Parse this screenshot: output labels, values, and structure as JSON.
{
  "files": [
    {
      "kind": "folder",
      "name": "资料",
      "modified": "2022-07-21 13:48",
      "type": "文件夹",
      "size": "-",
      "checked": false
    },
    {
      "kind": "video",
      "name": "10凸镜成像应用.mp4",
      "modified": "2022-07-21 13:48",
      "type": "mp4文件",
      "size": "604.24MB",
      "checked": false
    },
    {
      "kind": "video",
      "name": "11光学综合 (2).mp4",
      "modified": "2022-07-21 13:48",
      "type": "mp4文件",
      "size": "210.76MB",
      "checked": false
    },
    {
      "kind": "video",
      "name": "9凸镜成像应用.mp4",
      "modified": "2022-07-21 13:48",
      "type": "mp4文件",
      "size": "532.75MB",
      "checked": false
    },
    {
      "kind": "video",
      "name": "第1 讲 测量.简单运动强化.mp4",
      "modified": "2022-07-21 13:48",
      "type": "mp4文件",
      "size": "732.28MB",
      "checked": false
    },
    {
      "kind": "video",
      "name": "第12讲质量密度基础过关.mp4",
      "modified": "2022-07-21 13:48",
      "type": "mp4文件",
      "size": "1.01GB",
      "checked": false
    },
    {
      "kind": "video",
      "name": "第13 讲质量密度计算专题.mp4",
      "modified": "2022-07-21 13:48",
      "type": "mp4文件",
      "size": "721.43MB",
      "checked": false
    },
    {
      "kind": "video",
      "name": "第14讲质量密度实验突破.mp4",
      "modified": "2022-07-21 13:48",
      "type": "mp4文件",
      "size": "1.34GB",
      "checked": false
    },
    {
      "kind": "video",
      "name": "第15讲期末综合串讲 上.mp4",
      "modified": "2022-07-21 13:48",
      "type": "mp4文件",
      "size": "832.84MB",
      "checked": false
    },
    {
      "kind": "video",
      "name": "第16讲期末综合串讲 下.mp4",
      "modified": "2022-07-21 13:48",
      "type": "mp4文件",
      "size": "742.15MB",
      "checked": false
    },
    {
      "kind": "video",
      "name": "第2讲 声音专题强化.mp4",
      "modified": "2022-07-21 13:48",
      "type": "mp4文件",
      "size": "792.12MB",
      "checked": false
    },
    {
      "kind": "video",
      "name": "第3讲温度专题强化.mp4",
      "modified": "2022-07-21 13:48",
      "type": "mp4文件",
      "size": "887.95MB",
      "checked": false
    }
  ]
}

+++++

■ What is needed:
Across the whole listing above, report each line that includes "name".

■ Answer space:
      "name": "资料",
      "name": "10凸镜成像应用.mp4",
      "name": "11光学综合 (2).mp4",
      "name": "9凸镜成像应用.mp4",
      "name": "第1 讲 测量.简单运动强化.mp4",
      "name": "第12讲质量密度基础过关.mp4",
      "name": "第13 讲质量密度计算专题.mp4",
      "name": "第14讲质量密度实验突破.mp4",
      "name": "第15讲期末综合串讲 上.mp4",
      "name": "第16讲期末综合串讲 下.mp4",
      "name": "第2讲 声音专题强化.mp4",
      "name": "第3讲温度专题强化.mp4",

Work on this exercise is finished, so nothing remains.